expert credibility and jargon

If you’ve been litigating for any amount of significant time, you probably know this feeling: you and your team have prepared your arguments, worked with witnesses and reviewed evidence, and spent enough time internally going over the merits of your case, that you’re near sure you have a bulletproof case. Only to find that it all goes down in flames at summary judgment or in front of a jury. 

Obviously, the earlier you can determine that an expert witness will not be accepted as credible by a judge, the more opportunity you will have to readjust your strategy towards a more credible approach.


Mississippi Judge Uses JuriLytics' Peer Review

accounting ledger

Read about our recent involvement with a Mississippi district court judge who used our peer review process to aid his disposition of a complex accounting fraud case. The case involved 5 experts and cross Daubert motions ​opining on accounting standards, negligence, and business valuation. The district judge used JuriLytics as a technical advisor and requested peer review of the reports to aid him in his disposition of the motions.


Mass Torts Litigation in California: Don’t Forget the Science

pharmaceutical mass tort

Without a way to consolidate cases outside of plaintiff-friendly California, the defense bar will now have one less option in battling these claims. Importantly, and especially with product liability mass torts, the science will become more central to these claims as the parties will engage in a “battle of the experts” subject to the Kelly/Frye admissibility threshold (which some argue has become more Daubert-like after Sargon). Indeed, expert admissibility could become the next “dispositive” blow the defense will use to quash these claims. For plaintiffs and defendants alike, the general causation question will be even more critical to success.


Missouri Legislature Votes to Tighten Expert Witness Rules

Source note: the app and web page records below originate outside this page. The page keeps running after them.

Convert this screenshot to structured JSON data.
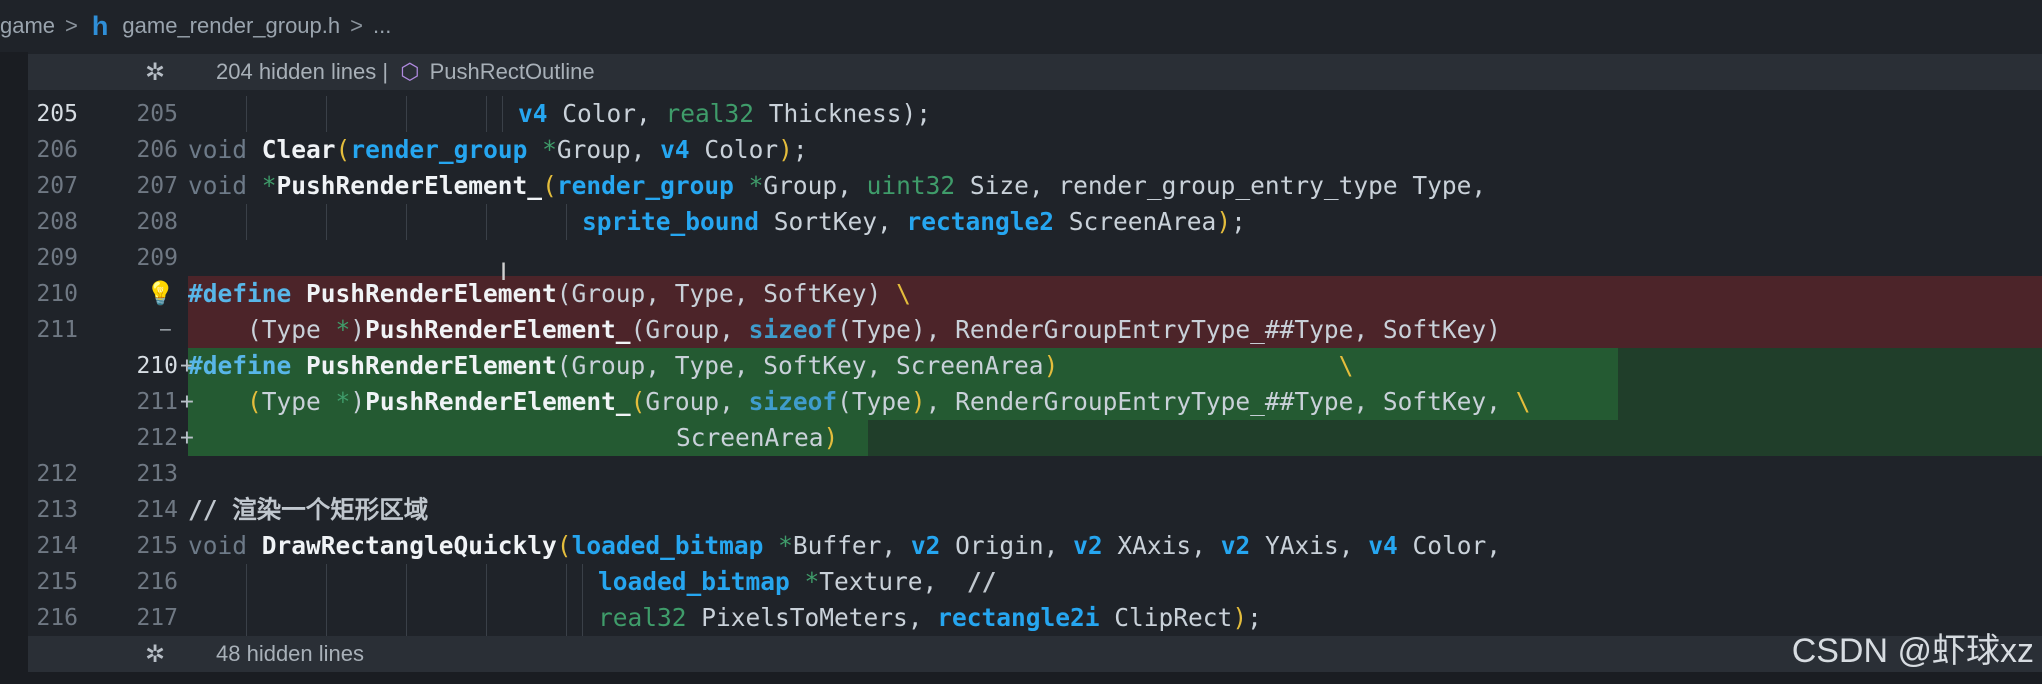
{
  "breadcrumb": {
    "root": "game",
    "file": "game_render_group.h",
    "more": "..."
  },
  "fold_top": {
    "text": "204 hidden lines",
    "separator": "|",
    "symbol": "PushRectOutline"
  },
  "fold_bottom": {
    "text": "48 hidden lines"
  },
  "lines": [
    {
      "old": "205",
      "new": "205",
      "code": "v4 Color, real32 Thickness);"
    },
    {
      "old": "206",
      "new": "206",
      "code": "void Clear(render_group *Group, v4 Color);"
    },
    {
      "old": "207",
      "new": "207",
      "code": "void *PushRenderElement_(render_group *Group, uint32 Size, render_group_entry_type Type,"
    },
    {
      "old": "208",
      "new": "208",
      "code": "sprite_bound SortKey, rectangle2 ScreenArea);"
    },
    {
      "old": "209",
      "new": "209",
      "code": ""
    },
    {
      "old": "210",
      "new": "",
      "code": "#define PushRenderElement(Group, Type, SoftKey) \\"
    },
    {
      "old": "211",
      "new": "",
      "code": "(Type *)PushRenderElement_(Group, sizeof(Type), RenderGroupEntryType_##Type, SoftKey)"
    },
    {
      "old": "",
      "new": "210",
      "code": "#define PushRenderElement(Group, Type, SoftKey, ScreenArea) \\"
    },
    {
      "old": "",
      "new": "211",
      "code": "(Type *)PushRenderElement_(Group, sizeof(Type), RenderGroupEntryType_##Type, SoftKey, \\"
    },
    {
      "old": "",
      "new": "212",
      "code": "ScreenArea)"
    },
    {
      "old": "212",
      "new": "213",
      "code": ""
    },
    {
      "old": "213",
      "new": "214",
      "code": "// 渲染一个矩形区域"
    },
    {
      "old": "214",
      "new": "215",
      "code": "void DrawRectangleQuickly(loaded_bitmap *Buffer, v2 Origin, v2 XAxis, v2 YAxis, v4 Color,"
    },
    {
      "old": "215",
      "new": "216",
      "code": "loaded_bitmap *Texture,  //"
    },
    {
      "old": "216",
      "new": "217",
      "code": "real32 PixelsToMeters, rectangle2i ClipRect);"
    }
  ],
  "markers": {
    "del": "—",
    "add": "+"
  },
  "watermark": "CSDN @虾球xz",
  "colors": {
    "background": "#1f2329",
    "deleted_line": "#4c2429",
    "added_line": "#203e2a",
    "added_highlight": "#245a32",
    "type_blue": "#26a6f0",
    "paren_yellow": "#e4bd3c"
  }
}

gavel on table

In late April, Missouri legislators approved a bill that would it make more difficult for expert witnesses in Missouri state court trials to be allowed to testify. The bill, passed 85-68 by the Republican-controlled House, would change the requirements for expert testimony to be admissible by requiring a judge to determine that the testimony is:

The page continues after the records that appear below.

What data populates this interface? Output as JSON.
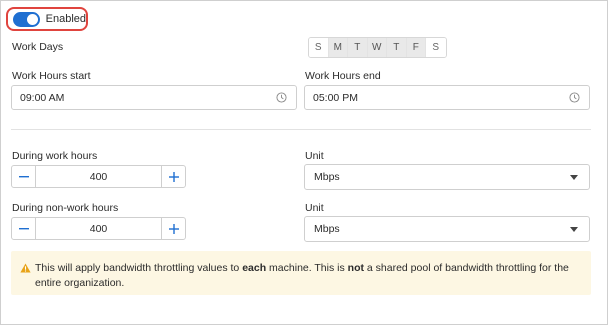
{
  "toggle": {
    "label": "Enabled",
    "on": true
  },
  "work_days": {
    "label": "Work Days",
    "days": [
      {
        "letter": "S",
        "selected": false
      },
      {
        "letter": "M",
        "selected": true
      },
      {
        "letter": "T",
        "selected": true
      },
      {
        "letter": "W",
        "selected": true
      },
      {
        "letter": "T",
        "selected": true
      },
      {
        "letter": "F",
        "selected": true
      },
      {
        "letter": "S",
        "selected": false
      }
    ]
  },
  "hours": {
    "start_label": "Work Hours start",
    "start_value": "09:00 AM",
    "end_label": "Work Hours end",
    "end_value": "05:00 PM"
  },
  "work_hours": {
    "label": "During work hours",
    "value": "400",
    "unit_label": "Unit",
    "unit_value": "Mbps"
  },
  "non_work_hours": {
    "label": "During non-work hours",
    "value": "400",
    "unit_label": "Unit",
    "unit_value": "Mbps"
  },
  "notice": {
    "part1": "This will apply bandwidth throttling values to ",
    "bold1": "each",
    "part2": " machine. This is ",
    "bold2": "not",
    "part3": " a shared pool of bandwidth throttling for the entire organization."
  },
  "colors": {
    "accent": "#1f6fd1",
    "highlight_border": "#e0443e",
    "notice_bg": "#fdf7e3",
    "warning": "#e8a317"
  }
}
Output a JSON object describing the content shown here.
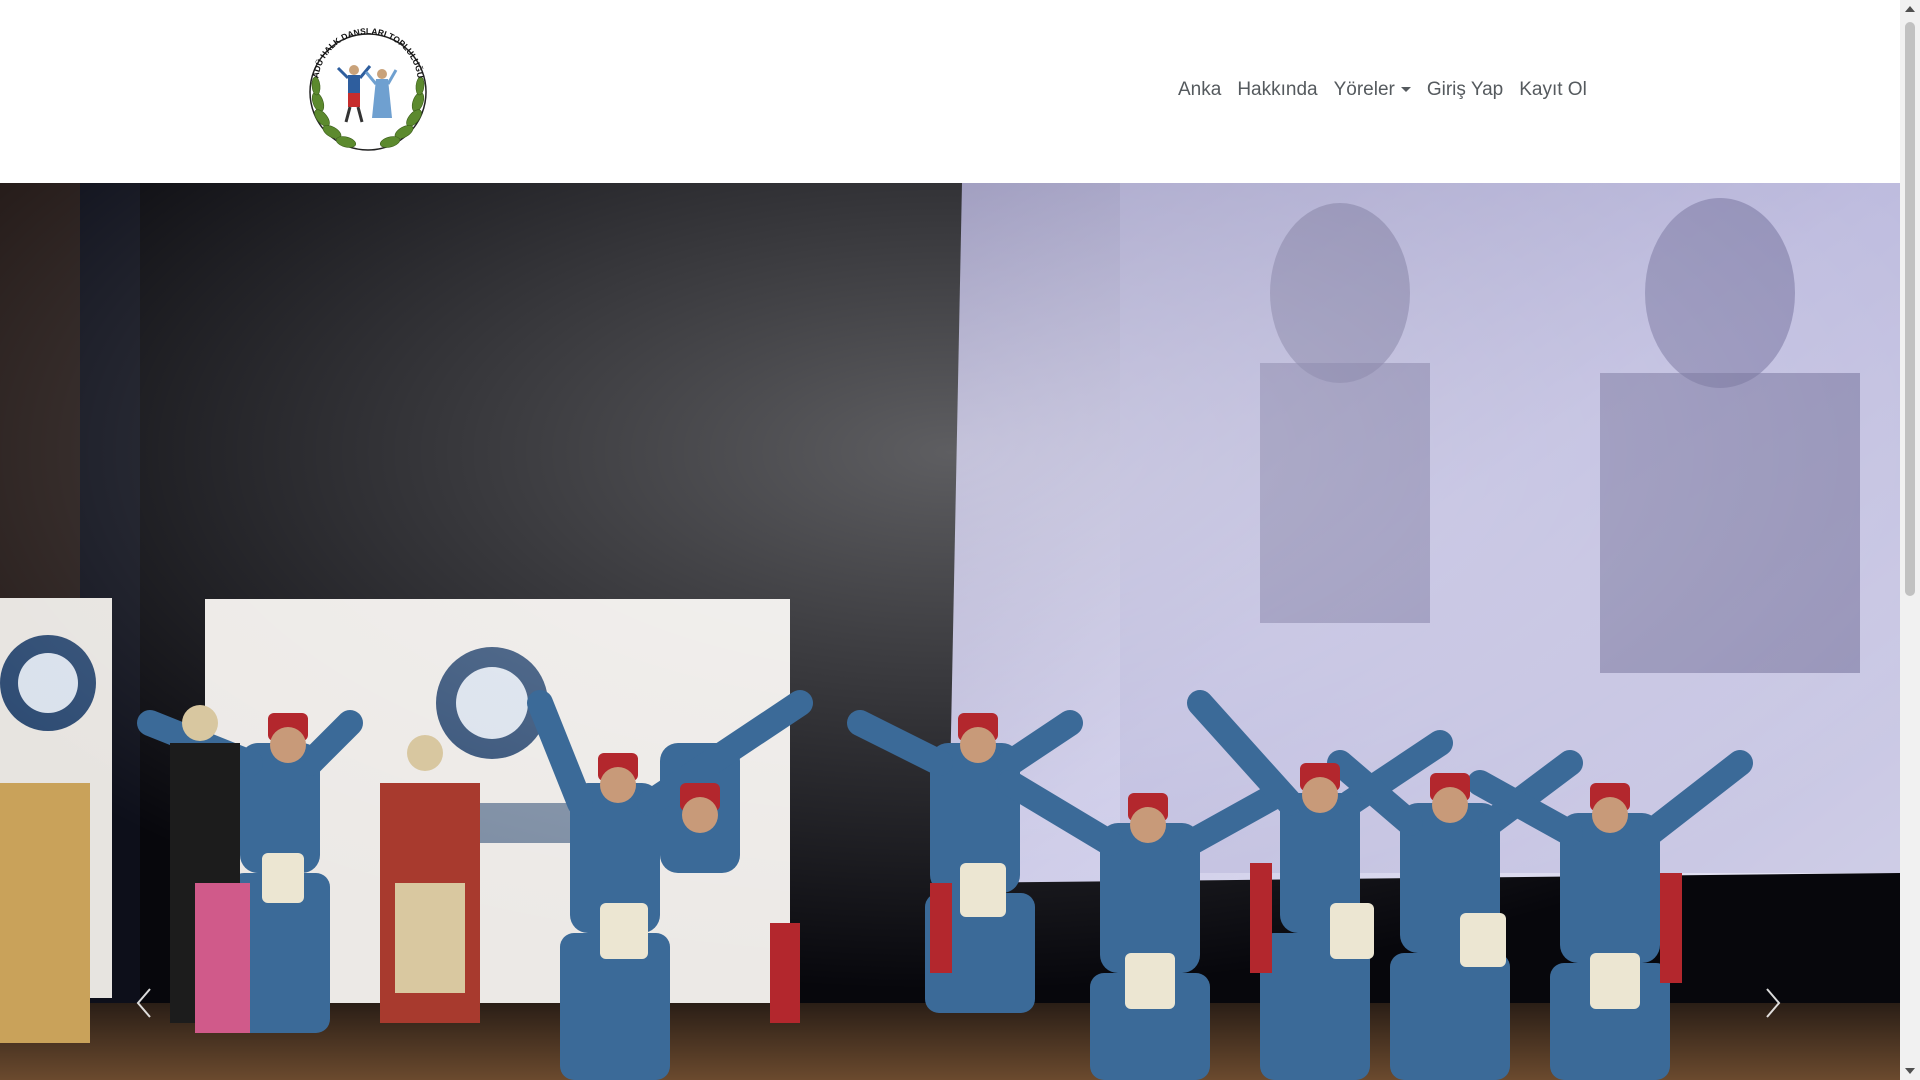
{
  "brand": {
    "logo_text": "ADÜ HALK DANSLARI TOPLULUĞU",
    "logo_icon": "folk-dancers-wreath-logo"
  },
  "nav": {
    "items": [
      {
        "label": "Anka"
      },
      {
        "label": "Hakkında"
      },
      {
        "label": "Yöreler",
        "dropdown": true
      },
      {
        "label": "Giriş Yap"
      },
      {
        "label": "Kayıt Ol"
      }
    ]
  },
  "hero": {
    "image_icon": "folk-dance-performance-photo",
    "prev_icon": "chevron-left-icon",
    "next_icon": "chevron-right-icon"
  },
  "colors": {
    "nav_text": "#555a5e",
    "costume_blue": "#3b6a98",
    "fez_red": "#b3272d"
  }
}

A Brief History of Expert Peer Review

scale of justice

Expert peer review is in a constant state of evolution, but where did it all start?
Scholarly peer review is the process of subjecting an author's work to the scrutiny of those considered to be experts in the field, with the primary intent of evaluating its fitness for publication. Although the first record of pre-publication peer review dates back to 1665, the first peer-reviewed publication can be found in a 1731 edition of Medical Essays and Observations published by the Royal Society of Edinburgh.